Element data from apps and pages

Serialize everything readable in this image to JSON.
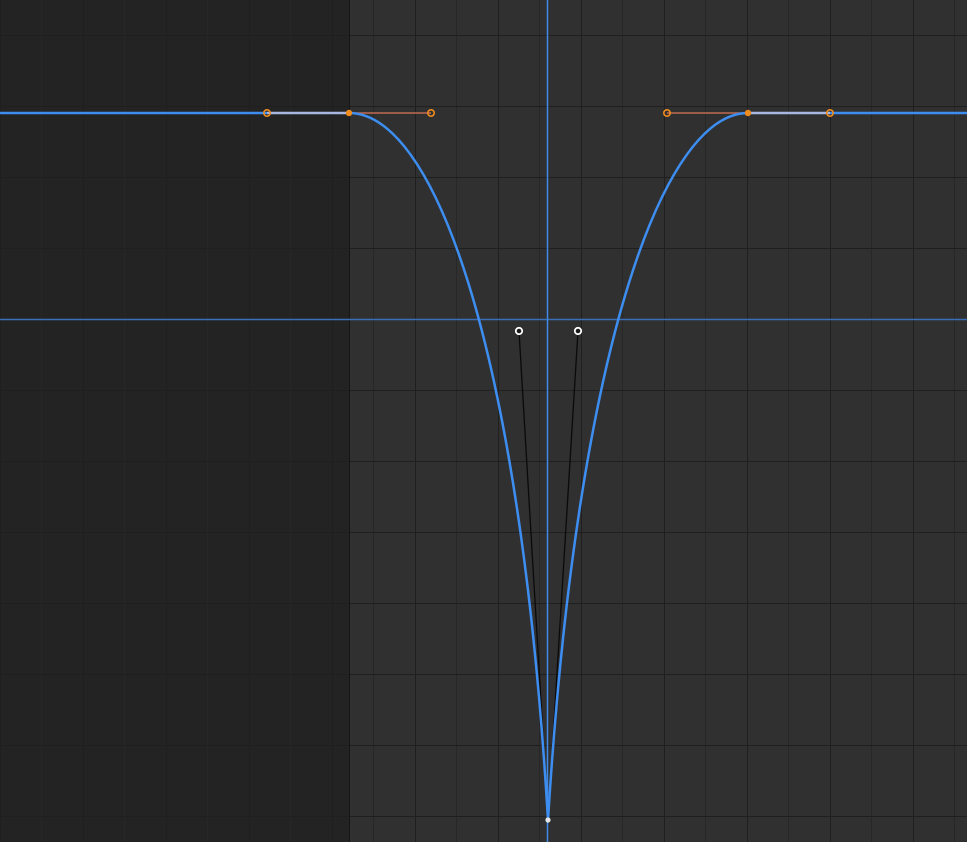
{
  "editor": {
    "name": "graph-editor",
    "colors": {
      "out_of_range_background": "#232323",
      "in_range_background": "#303030",
      "grid_line_minor": "#272727",
      "grid_line_major": "#1f1f1f",
      "frame_start_line": "#151515",
      "playhead_line": "#3e8ae6",
      "cursor_value_line": "#3a6eb8",
      "curve": "#3d8ef0",
      "curve_highlight": "#a7b6e2",
      "selected_key": "#f08c1e",
      "selected_handle_line": "#c06a52",
      "active_handle": "#ffffff",
      "active_handle_line": "#0a0a0a",
      "active_key": "#e6e6e6"
    },
    "curve_shape": "dip",
    "keyframes": [
      {
        "name": "keyframe-left-plateau",
        "selected": true,
        "interpolation": "bezier"
      },
      {
        "name": "keyframe-bottom",
        "selected": false,
        "active": true,
        "interpolation": "bezier"
      },
      {
        "name": "keyframe-right-plateau",
        "selected": true,
        "interpolation": "bezier"
      }
    ]
  }
}
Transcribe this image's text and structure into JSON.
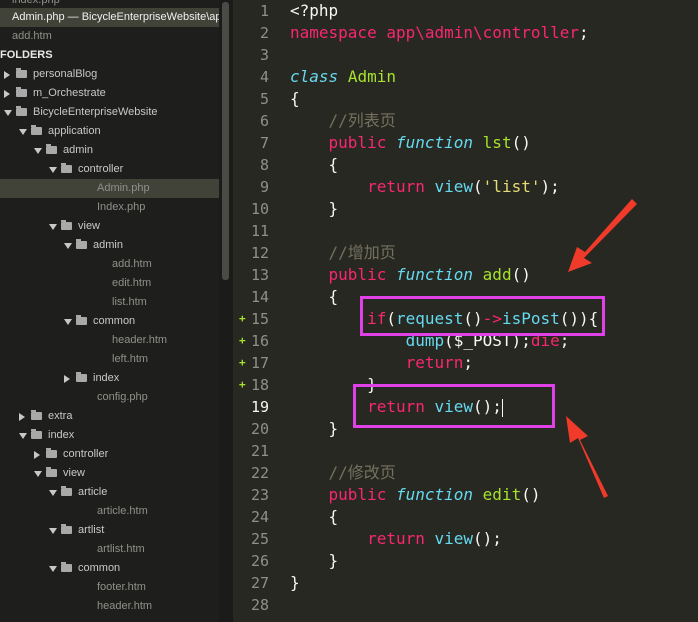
{
  "sidebar": {
    "open_files": [
      {
        "label": "index.php",
        "selected": false
      },
      {
        "label": "Admin.php — BicycleEnterpriseWebsite\\application\\admin\\controller",
        "selected": true
      },
      {
        "label": "add.htm",
        "selected": false
      }
    ],
    "folders_header": "FOLDERS",
    "tree": [
      {
        "label": "personalBlog",
        "depth": 0,
        "type": "folder",
        "expanded": false
      },
      {
        "label": "m_Orchestrate",
        "depth": 0,
        "type": "folder",
        "expanded": false
      },
      {
        "label": "BicycleEnterpriseWebsite",
        "depth": 0,
        "type": "folder",
        "expanded": true
      },
      {
        "label": "application",
        "depth": 1,
        "type": "folder",
        "expanded": true
      },
      {
        "label": "admin",
        "depth": 2,
        "type": "folder",
        "expanded": true
      },
      {
        "label": "controller",
        "depth": 3,
        "type": "folder",
        "expanded": true
      },
      {
        "label": "Admin.php",
        "depth": 4,
        "type": "file",
        "selected": true
      },
      {
        "label": "Index.php",
        "depth": 4,
        "type": "file"
      },
      {
        "label": "view",
        "depth": 3,
        "type": "folder",
        "expanded": true
      },
      {
        "label": "admin",
        "depth": 4,
        "type": "folder",
        "expanded": true
      },
      {
        "label": "add.htm",
        "depth": 5,
        "type": "file"
      },
      {
        "label": "edit.htm",
        "depth": 5,
        "type": "file"
      },
      {
        "label": "list.htm",
        "depth": 5,
        "type": "file"
      },
      {
        "label": "common",
        "depth": 4,
        "type": "folder",
        "expanded": true
      },
      {
        "label": "header.htm",
        "depth": 5,
        "type": "file"
      },
      {
        "label": "left.htm",
        "depth": 5,
        "type": "file"
      },
      {
        "label": "index",
        "depth": 4,
        "type": "folder",
        "expanded": false
      },
      {
        "label": "config.php",
        "depth": 4,
        "type": "file"
      },
      {
        "label": "extra",
        "depth": 1,
        "type": "folder",
        "expanded": false
      },
      {
        "label": "index",
        "depth": 1,
        "type": "folder",
        "expanded": true
      },
      {
        "label": "controller",
        "depth": 2,
        "type": "folder",
        "expanded": false
      },
      {
        "label": "view",
        "depth": 2,
        "type": "folder",
        "expanded": true
      },
      {
        "label": "article",
        "depth": 3,
        "type": "folder",
        "expanded": true
      },
      {
        "label": "article.htm",
        "depth": 4,
        "type": "file"
      },
      {
        "label": "artlist",
        "depth": 3,
        "type": "folder",
        "expanded": true
      },
      {
        "label": "artlist.htm",
        "depth": 4,
        "type": "file"
      },
      {
        "label": "common",
        "depth": 3,
        "type": "folder",
        "expanded": true
      },
      {
        "label": "footer.htm",
        "depth": 4,
        "type": "file"
      },
      {
        "label": "header.htm",
        "depth": 4,
        "type": "file"
      }
    ]
  },
  "editor": {
    "current_line": 19,
    "modified_lines": [
      15,
      16,
      17,
      18
    ],
    "lines": [
      {
        "n": "1",
        "t": [
          [
            "kw",
            ""
          ],
          [
            "",
            "<?php"
          ]
        ]
      },
      {
        "n": "2",
        "t": [
          [
            "kw",
            "namespace"
          ],
          [
            "",
            " "
          ],
          [
            "kw",
            "app\\admin\\controller"
          ],
          [
            "",
            ";"
          ]
        ]
      },
      {
        "n": "3",
        "t": []
      },
      {
        "n": "4",
        "t": [
          [
            "st",
            "class"
          ],
          [
            "",
            " "
          ],
          [
            "fn",
            "Admin"
          ]
        ]
      },
      {
        "n": "5",
        "t": [
          [
            "",
            "{"
          ]
        ]
      },
      {
        "n": "6",
        "t": [
          [
            "",
            "    "
          ],
          [
            "cm",
            "//列表页"
          ]
        ]
      },
      {
        "n": "7",
        "t": [
          [
            "",
            "    "
          ],
          [
            "kw",
            "public"
          ],
          [
            "",
            " "
          ],
          [
            "st",
            "function"
          ],
          [
            "",
            " "
          ],
          [
            "fn",
            "lst"
          ],
          [
            "",
            "()"
          ]
        ]
      },
      {
        "n": "8",
        "t": [
          [
            "",
            "    {"
          ]
        ]
      },
      {
        "n": "9",
        "t": [
          [
            "",
            "        "
          ],
          [
            "kw",
            "return"
          ],
          [
            "",
            " "
          ],
          [
            "bi",
            "view"
          ],
          [
            "",
            "("
          ],
          [
            "str",
            "'list'"
          ],
          [
            "",
            ");"
          ]
        ]
      },
      {
        "n": "10",
        "t": [
          [
            "",
            "    }"
          ]
        ]
      },
      {
        "n": "11",
        "t": []
      },
      {
        "n": "12",
        "t": [
          [
            "",
            "    "
          ],
          [
            "cm",
            "//增加页"
          ]
        ]
      },
      {
        "n": "13",
        "t": [
          [
            "",
            "    "
          ],
          [
            "kw",
            "public"
          ],
          [
            "",
            " "
          ],
          [
            "st",
            "function"
          ],
          [
            "",
            " "
          ],
          [
            "fn",
            "add"
          ],
          [
            "",
            "()"
          ]
        ]
      },
      {
        "n": "14",
        "t": [
          [
            "",
            "    {"
          ]
        ]
      },
      {
        "n": "15",
        "t": [
          [
            "",
            "        "
          ],
          [
            "kw",
            "if"
          ],
          [
            "",
            "("
          ],
          [
            "bi",
            "request"
          ],
          [
            "",
            "()"
          ],
          [
            "kw",
            "->"
          ],
          [
            "bi",
            "isPost"
          ],
          [
            "",
            "()){"
          ]
        ]
      },
      {
        "n": "16",
        "t": [
          [
            "",
            "            "
          ],
          [
            "bi",
            "dump"
          ],
          [
            "",
            "($_POST);"
          ],
          [
            "kw",
            "die"
          ],
          [
            "",
            ";"
          ]
        ]
      },
      {
        "n": "17",
        "t": [
          [
            "",
            "            "
          ],
          [
            "kw",
            "return"
          ],
          [
            "",
            ";"
          ]
        ]
      },
      {
        "n": "18",
        "t": [
          [
            "",
            "        }"
          ]
        ]
      },
      {
        "n": "19",
        "t": [
          [
            "",
            "        "
          ],
          [
            "kw",
            "return"
          ],
          [
            "",
            " "
          ],
          [
            "bi",
            "view"
          ],
          [
            "",
            "();"
          ]
        ]
      },
      {
        "n": "20",
        "t": [
          [
            "",
            "    }"
          ]
        ]
      },
      {
        "n": "21",
        "t": []
      },
      {
        "n": "22",
        "t": [
          [
            "",
            "    "
          ],
          [
            "cm",
            "//修改页"
          ]
        ]
      },
      {
        "n": "23",
        "t": [
          [
            "",
            "    "
          ],
          [
            "kw",
            "public"
          ],
          [
            "",
            " "
          ],
          [
            "st",
            "function"
          ],
          [
            "",
            " "
          ],
          [
            "fn",
            "edit"
          ],
          [
            "",
            "()"
          ]
        ]
      },
      {
        "n": "24",
        "t": [
          [
            "",
            "    {"
          ]
        ]
      },
      {
        "n": "25",
        "t": [
          [
            "",
            "        "
          ],
          [
            "kw",
            "return"
          ],
          [
            "",
            " "
          ],
          [
            "bi",
            "view"
          ],
          [
            "",
            "();"
          ]
        ]
      },
      {
        "n": "26",
        "t": [
          [
            "",
            "    }"
          ]
        ]
      },
      {
        "n": "27",
        "t": [
          [
            "",
            "}"
          ]
        ]
      },
      {
        "n": "28",
        "t": []
      }
    ]
  },
  "annotations": {
    "color": "#e040e8",
    "arrow_color": "#f03a2a"
  },
  "colors": {
    "background": "#272822",
    "sidebar": "#1e1f1c",
    "keyword": "#f92672",
    "storage": "#66d9ef",
    "function_name": "#a6e22e",
    "string": "#e6db74",
    "comment": "#75715e"
  }
}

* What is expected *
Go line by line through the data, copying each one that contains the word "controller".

* Reply *
        "label": "Admin.php — BicycleEnterpriseWebsite\\application\\admin\\controller",
        "label": "controller",
        "label": "controller",
            "app\\admin\\controller"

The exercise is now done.